Determine how many of the lines below hold the word "data". Give the number and nothing else.

▸ Excerpted records
------------------------------

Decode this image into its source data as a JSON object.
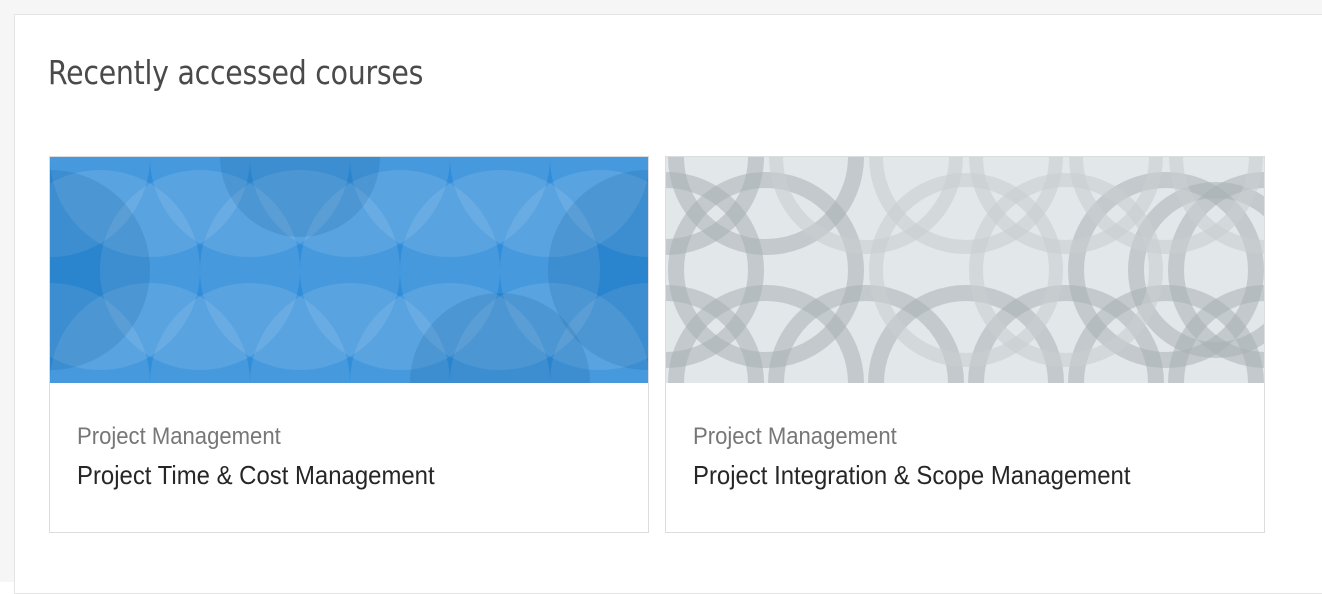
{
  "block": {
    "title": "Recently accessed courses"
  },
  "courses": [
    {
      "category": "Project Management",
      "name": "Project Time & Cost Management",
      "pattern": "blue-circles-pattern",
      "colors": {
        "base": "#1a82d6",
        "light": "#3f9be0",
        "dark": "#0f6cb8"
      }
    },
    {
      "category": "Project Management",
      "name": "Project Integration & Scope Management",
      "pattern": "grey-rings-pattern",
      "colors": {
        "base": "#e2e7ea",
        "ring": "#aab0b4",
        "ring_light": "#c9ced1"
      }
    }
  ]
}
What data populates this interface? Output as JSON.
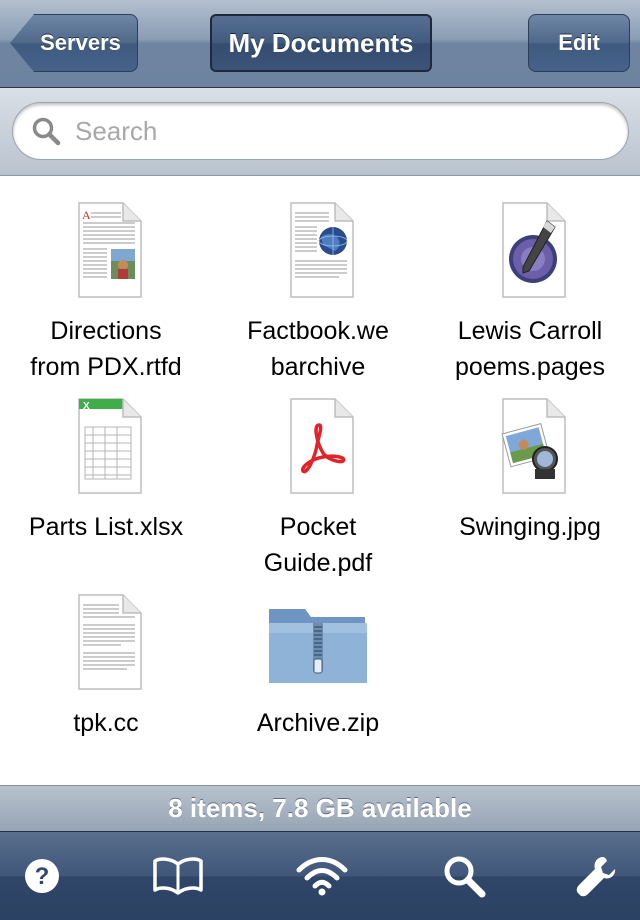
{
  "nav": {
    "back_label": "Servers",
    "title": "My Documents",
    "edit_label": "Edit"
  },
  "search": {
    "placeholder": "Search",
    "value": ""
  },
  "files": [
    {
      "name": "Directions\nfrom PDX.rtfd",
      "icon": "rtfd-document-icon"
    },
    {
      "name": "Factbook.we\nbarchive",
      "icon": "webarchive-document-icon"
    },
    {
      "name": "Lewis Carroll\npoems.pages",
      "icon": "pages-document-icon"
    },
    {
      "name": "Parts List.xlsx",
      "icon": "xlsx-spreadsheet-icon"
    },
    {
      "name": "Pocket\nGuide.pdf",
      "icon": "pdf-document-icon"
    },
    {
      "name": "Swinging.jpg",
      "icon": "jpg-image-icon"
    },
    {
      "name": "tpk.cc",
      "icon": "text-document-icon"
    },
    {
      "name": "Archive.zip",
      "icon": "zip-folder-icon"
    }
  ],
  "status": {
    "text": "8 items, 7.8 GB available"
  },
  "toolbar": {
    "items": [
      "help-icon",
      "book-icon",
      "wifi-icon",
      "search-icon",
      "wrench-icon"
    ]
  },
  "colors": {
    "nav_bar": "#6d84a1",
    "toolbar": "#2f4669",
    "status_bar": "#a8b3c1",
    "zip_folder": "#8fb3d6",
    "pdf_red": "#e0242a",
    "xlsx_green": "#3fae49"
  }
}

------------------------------

▸ Answer space
2